I've been playing and running role-playing games for more than sixteen years; I'm going to go out on a limb here and suggest that a majority of writers in the fantasy and science fiction genre that have started working in the last twenty years has probably a similar background, whether or not they talk about it. My belief is that it provides an excellent arena to hone storytelling skills, so long as the stories you create are not constrained by any specific rules or background. One cannot simply transplant a D&D campaign into a novel whole-cloth. Individual characters, lines of dialogue, story arcs, these are all fair game.
Where I think it proves the most useful, however, is worldbuilding. For my money, the key to any book in the fantasy or SF genre is that it must feel real. Even if it is filled with the most bizarre and fantastic things, then it needs to be internally self-consistent, which goes way beyond simply making sure to keep character and location names straight; it principally means that characters have to act in ways that are logical to the setting. The surest way to make sure that the plot fits the setting, of course, is to make the setting fit the plot; there is a certain element of give and take here.
Which brings me to a little admission; for quite some time, I've been working on my fantasy series; the intention was always two novels and a collection of novellas. With the exception of a couple of the novellas, everything was coming together nicely, but last night I ran into a somewhat unexpected problem. Over the course of five minutes all of the plots tangled together into one coherent storyline. More; it resolved basically all of the problems that I had been having with the separate stories, bits and pieces here and there. So now it appears I'm writing a fantasy trilogy.
This makes the setting more important than ever. I know that I need certain elements to make the plot work in the way I have in my head, I likewise know that I need certain locations for the trilogy; the bulk of it is set in a city-state, which means that I need a land that houses city-states, which in itself implies quite a bit about history and geography. I need enemies internal and external, I need religions that work a certain way...all of it adds up. I'm going to want a map, as well, but that actually comes a lot later in the process. (I've often fallen for the old trap of drawing a map first...what can I say, I like maps!)

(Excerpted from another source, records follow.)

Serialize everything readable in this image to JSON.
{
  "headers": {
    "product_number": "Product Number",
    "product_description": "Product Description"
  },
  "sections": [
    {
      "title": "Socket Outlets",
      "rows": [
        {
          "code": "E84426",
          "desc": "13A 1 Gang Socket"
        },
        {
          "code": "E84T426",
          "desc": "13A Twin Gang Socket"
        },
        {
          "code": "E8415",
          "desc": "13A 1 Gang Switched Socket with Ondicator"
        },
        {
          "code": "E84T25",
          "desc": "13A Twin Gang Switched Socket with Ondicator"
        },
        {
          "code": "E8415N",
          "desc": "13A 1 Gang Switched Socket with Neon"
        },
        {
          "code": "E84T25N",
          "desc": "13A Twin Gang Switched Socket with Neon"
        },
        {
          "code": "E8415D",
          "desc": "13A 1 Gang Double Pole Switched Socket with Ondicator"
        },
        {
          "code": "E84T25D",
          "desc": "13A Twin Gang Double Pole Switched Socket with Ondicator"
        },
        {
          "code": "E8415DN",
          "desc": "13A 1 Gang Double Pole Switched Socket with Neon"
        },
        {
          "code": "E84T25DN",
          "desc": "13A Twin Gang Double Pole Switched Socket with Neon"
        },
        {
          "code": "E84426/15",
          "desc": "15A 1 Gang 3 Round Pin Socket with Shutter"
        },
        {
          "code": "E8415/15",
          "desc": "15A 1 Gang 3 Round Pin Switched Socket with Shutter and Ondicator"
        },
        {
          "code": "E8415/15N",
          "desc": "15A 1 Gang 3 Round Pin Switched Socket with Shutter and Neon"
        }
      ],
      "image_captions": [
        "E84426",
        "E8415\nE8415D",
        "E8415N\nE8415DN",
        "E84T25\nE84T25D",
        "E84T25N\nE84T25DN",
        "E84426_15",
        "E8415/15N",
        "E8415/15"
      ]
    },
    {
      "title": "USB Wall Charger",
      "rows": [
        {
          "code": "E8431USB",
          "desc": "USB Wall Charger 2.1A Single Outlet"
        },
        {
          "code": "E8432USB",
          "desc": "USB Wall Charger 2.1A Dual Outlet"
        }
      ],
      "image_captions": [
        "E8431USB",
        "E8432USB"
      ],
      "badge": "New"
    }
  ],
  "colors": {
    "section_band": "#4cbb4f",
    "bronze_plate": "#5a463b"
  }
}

Right now I have a Dark Ages-era setting, with a selection of small pocket kingdoms amid the ruins of a once-great Empire. Religions that require blood sacrifices on occasion, specifically when asking favours of the gods, small professional armies and civilian levies as well, a rising merchant class, and an enemy of all of the above. Preferably several, because the land begins in a state of war.
The hardest part here is trying not to give any spoilers. I'll outline my biggest problem and the solution; I knew that the setting begins with the King and Queen (actual titles subject to change) at war, but I needed another Queen that was not involved...and I found the answer from the Vikings. Back in those times, marriages were really just a means of formalising alliances for the most part; the Vikings took advantage of having a foot in both the Pagan and Christian camps by having two wives – one Pagan, one Christian.
Thanks, history. Consider it stolen.